- Manufacturing Capabilities : Understand the capabilities of the manufacturing processes you’re using. Different methods, such as laser cutting, CNC bending, or stamping, have varying degrees of precision. Tolerances should be set within the achievable limits of these processes.
- Material Considerations : The material you choose can influence tolerances. Some materials, like certain alloys or high-strength steel, may have less flexibility in terms of tolerances due to their inherent properties.
- Assembly Requirements : Consider how the sheet metal component will be assembled with other parts. Tolerances should ensure that the assembly process is smooth and that there’s no interference or excessive play between components.
- Cost vs. Precision : Tighter tolerances often require more precise manufacturing processes, which can increase production costs. Balancing the need for precision with budget constraints is crucial.
Top 5 Quality Standards in Sheet Metal Processing Design
Implement quality control processes during manufacturing to verify that components meet specified tolerances. Quality standards ensure that sheet metal components meet specified criteria for performance, durability, and safety.
Integrating quality considerations into the design phase is essential for achieving high-quality end products. Here’s what you should note:
- Industry Standards : Familiarize yourself with industry-specific quality standards and certifications relevant to your application. These standards may include ISO 9001 for general manufacturing or aerospace-specific standards like AS9100.
- Material Inspection : Implement material inspection processes to verify that the sheet metal meets required material specifications. This involves checking properties such as tensile strength, hardness, and chemical composition.
- Dimensional Checks : During and after manufacturing, perform dimensional checks to ensure that the sheet metal components conform to the specified dimensions and tolerances.
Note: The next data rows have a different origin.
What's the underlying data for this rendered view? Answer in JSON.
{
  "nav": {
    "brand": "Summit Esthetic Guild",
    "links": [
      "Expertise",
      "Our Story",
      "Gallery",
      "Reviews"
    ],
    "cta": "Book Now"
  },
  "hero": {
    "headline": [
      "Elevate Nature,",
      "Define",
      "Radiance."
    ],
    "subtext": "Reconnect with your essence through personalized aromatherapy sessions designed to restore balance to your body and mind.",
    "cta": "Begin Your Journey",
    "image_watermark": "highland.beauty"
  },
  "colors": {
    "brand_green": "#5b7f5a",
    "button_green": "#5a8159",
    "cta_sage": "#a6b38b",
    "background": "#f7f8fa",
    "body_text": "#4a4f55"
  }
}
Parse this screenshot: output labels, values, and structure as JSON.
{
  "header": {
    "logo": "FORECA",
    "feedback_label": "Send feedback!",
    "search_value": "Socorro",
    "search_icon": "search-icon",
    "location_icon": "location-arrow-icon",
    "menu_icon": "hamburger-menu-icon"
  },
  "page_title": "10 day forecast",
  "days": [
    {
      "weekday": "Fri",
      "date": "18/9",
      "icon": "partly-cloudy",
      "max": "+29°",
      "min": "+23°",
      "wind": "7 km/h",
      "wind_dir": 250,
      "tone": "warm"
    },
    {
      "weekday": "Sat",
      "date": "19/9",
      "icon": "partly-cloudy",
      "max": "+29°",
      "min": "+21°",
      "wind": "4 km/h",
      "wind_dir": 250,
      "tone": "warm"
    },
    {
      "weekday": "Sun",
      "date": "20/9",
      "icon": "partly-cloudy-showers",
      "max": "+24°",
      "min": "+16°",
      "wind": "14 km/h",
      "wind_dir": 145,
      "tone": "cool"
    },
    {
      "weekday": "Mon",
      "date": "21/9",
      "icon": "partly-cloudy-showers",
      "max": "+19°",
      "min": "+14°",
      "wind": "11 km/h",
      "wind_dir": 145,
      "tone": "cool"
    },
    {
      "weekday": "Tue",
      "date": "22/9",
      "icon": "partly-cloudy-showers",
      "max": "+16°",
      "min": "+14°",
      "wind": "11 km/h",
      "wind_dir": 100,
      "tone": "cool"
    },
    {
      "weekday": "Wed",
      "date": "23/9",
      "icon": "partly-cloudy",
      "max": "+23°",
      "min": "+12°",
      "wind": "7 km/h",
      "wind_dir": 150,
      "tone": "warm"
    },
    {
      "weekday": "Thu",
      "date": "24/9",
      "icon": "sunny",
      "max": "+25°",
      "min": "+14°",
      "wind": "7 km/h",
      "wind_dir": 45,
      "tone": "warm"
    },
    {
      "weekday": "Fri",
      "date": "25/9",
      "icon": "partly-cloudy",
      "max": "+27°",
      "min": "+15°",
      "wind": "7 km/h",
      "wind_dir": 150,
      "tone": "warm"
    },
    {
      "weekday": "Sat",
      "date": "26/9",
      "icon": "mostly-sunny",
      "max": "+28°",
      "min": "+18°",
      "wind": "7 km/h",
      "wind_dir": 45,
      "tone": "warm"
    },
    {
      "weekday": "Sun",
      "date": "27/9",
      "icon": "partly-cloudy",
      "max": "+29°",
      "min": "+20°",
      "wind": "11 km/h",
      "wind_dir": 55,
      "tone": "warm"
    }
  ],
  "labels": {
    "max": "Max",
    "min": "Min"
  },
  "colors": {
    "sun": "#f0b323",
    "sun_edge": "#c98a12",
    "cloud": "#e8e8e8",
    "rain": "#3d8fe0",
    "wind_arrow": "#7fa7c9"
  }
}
This may involve the use of measuring tools like calipers, micrometers, or coordinate measuring machines (CMMs).
- Surface Finish : Quality standards often include criteria for surface finish. Ensure that the sheet metal components meet specified requirements for surface smoothness, cleanliness, and the absence of defects such as burrs or sharp edges.
- Documentation and Traceability : Maintain comprehensive documentation of the manufacturing process, including material certifications, inspection records, and traceability information. This documentation is essential for quality control and compliance.
Designing for sheet metal processing involves a delicate balance between material selection, manufacturability, and performance. By considering factors such as material choice, tolerances, joining methods, and finishing, you can optimize the design of your sheet metal components. Ultimately, a well-thought-out design not only streamlines the manufacturing process but also ensures the functionality and longevity of the final product. Whether you’re working on automotive panels or electronics enclosures, these design considerations are essential for success in sheet metal processing.